The reception was not just a formal gathering but a lively celebration that featured enthralling performances by dance and singing teams from St. Cloud High School and Neptune Middle School. These performances added a dynamic layer of entertainment and cultural expression, captivating attendees with their talent and enthusiasm for the event.
A significant highlight of the evening was the display of artwork by local Florida artists, a collaboration made possible through the partnership with Osceola Arts and the diligent efforts of art curator Marilyn Cortez Lovato. The art, showcased on every floor of the City Hall, was contributed by artists Al Latorre, Eric Wise, Grey Sturgill, Renee Elizabeth, Segun Aberedolu, Kiaunti Shuler, and Tre Mark Harris. Each piece served as a reflection of the diverse experiences and rich history of the African American community, offering attendees a visual journey through the themes of Black heritage and identity.
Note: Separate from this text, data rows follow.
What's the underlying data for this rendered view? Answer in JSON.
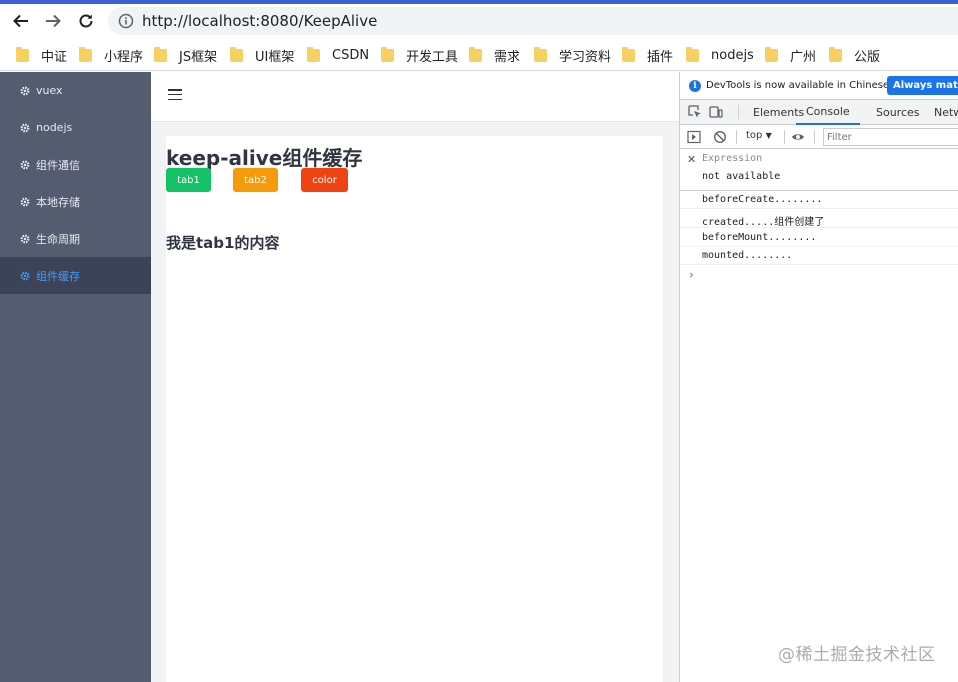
{
  "browser": {
    "url": "http://localhost:8080/KeepAlive",
    "bookmarks": [
      "中证",
      "小程序",
      "JS框架",
      "UI框架",
      "CSDN",
      "开发工具",
      "需求",
      "学习资料",
      "插件",
      "nodejs",
      "广州",
      "公版"
    ]
  },
  "sidebar": {
    "items": [
      {
        "label": "vuex"
      },
      {
        "label": "nodejs"
      },
      {
        "label": "组件通信"
      },
      {
        "label": "本地存储"
      },
      {
        "label": "生命周期"
      },
      {
        "label": "组件缓存"
      }
    ],
    "active_index": 5
  },
  "main": {
    "title": "keep-alive组件缓存",
    "tabs": [
      {
        "label": "tab1",
        "color": "#13c265"
      },
      {
        "label": "tab2",
        "color": "#f49a0b"
      },
      {
        "label": "color",
        "color": "#ef4312"
      }
    ],
    "content": "我是tab1的内容"
  },
  "devtools": {
    "info_text": "DevTools is now available in Chinese!",
    "always_match_label": "Always match",
    "tabs": [
      "Elements",
      "Console",
      "Sources",
      "Netw"
    ],
    "active_tab": "Console",
    "context": "top",
    "filter_placeholder": "Filter",
    "expression_label": "Expression",
    "expression_value": "not available",
    "logs": [
      "beforeCreate........",
      "created.....组件创建了",
      "beforeMount........",
      "mounted........"
    ],
    "prompt": "›"
  },
  "watermark": "@稀土掘金技术社区",
  "colors": {
    "sidebar_bg": "#545c70",
    "active_item_bg": "#3c4356",
    "accent": "#409eff",
    "devtools_blue": "#1a73e8"
  }
}
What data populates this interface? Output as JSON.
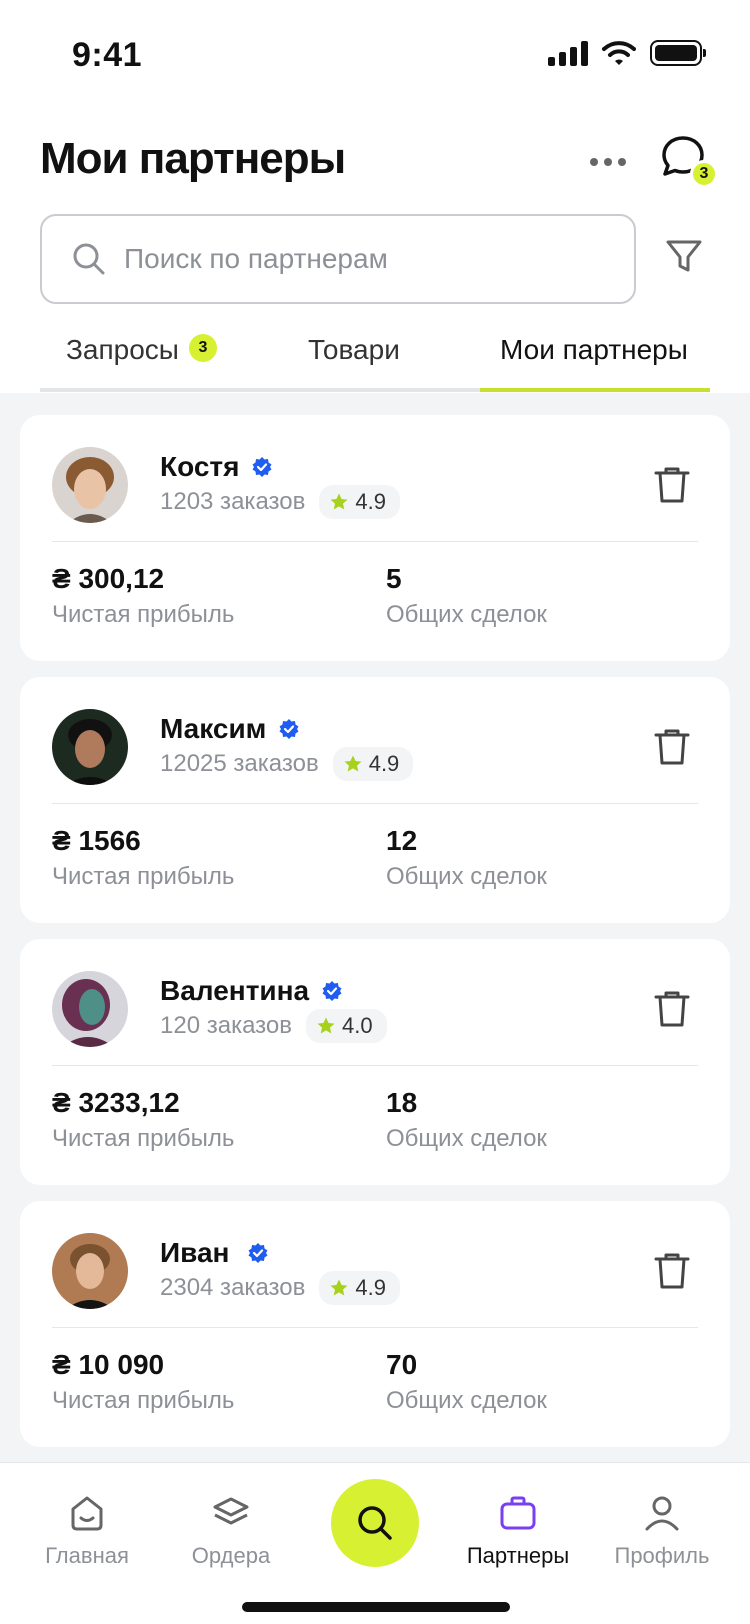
{
  "status_bar": {
    "time": "9:41"
  },
  "header": {
    "title": "Мои партнеры",
    "chat_badge": "3"
  },
  "search": {
    "placeholder": "Поиск по партнерам",
    "value": ""
  },
  "tabs": [
    {
      "label": "Запросы",
      "badge": "3"
    },
    {
      "label": "Товари"
    },
    {
      "label": "Мои партнеры",
      "active": true
    }
  ],
  "partners": [
    {
      "name": "Костя",
      "orders": "1203 заказов",
      "rating": "4.9",
      "profit": "₴ 300,12",
      "profit_label": "Чистая прибыль",
      "deals": "5",
      "deals_label": "Общих сделок"
    },
    {
      "name": "Максим",
      "orders": "12025 заказов",
      "rating": "4.9",
      "profit": "₴ 1566",
      "profit_label": "Чистая прибыль",
      "deals": "12",
      "deals_label": "Общих сделок"
    },
    {
      "name": "Валентина",
      "orders": "120 заказов",
      "rating": "4.0",
      "profit": "₴ 3233,12",
      "profit_label": "Чистая прибыль",
      "deals": "18",
      "deals_label": "Общих сделок"
    },
    {
      "name": "Иван",
      "orders": "2304 заказов",
      "rating": "4.9",
      "profit": "₴ 10 090",
      "profit_label": "Чистая прибыль",
      "deals": "70",
      "deals_label": "Общих сделок"
    }
  ],
  "bottom_nav": [
    {
      "label": "Главная",
      "icon": "home-icon"
    },
    {
      "label": "Ордера",
      "icon": "layers-icon"
    },
    {
      "label": "",
      "icon": "search-icon"
    },
    {
      "label": "Партнеры",
      "icon": "briefcase-icon",
      "active": true
    },
    {
      "label": "Профиль",
      "icon": "user-icon"
    }
  ],
  "colors": {
    "accent": "#d8f032",
    "active_nav": "#7b3ff2",
    "verified": "#1f5cf0",
    "star": "#a8d11e"
  }
}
The event was attended by key city officials, including Mayor Olga Gonzalez, City Commissioner Janette Martinez, and Vice-Mayor Olga Castano, underscoring the importance of the occasion to Kissimmee’s leadership. The reception, well-attended by the community, also featured food and beverages, adding to the warm and welcoming atmosphere of the event.
This year’s Annual Black History Month Reception at Kissimmee City Hall was more than just an event; it was a vibrant celebration of Black history, art, and culture that brought together the community in a meaningful way. Through dance, song, and visual art, the city of Kissimmee paid homage to the profound contributions of African Americans, fostering a deeper appreciation and understanding of Black history among all attendees.
During the Kissimmee commission meeting that directly followed the reception, the city proclaimed February as Black History Month in Kissimmee, and proclaimed Tuesday February 6, 2024 as Pastor Michael Douglas Young Appreciation Day.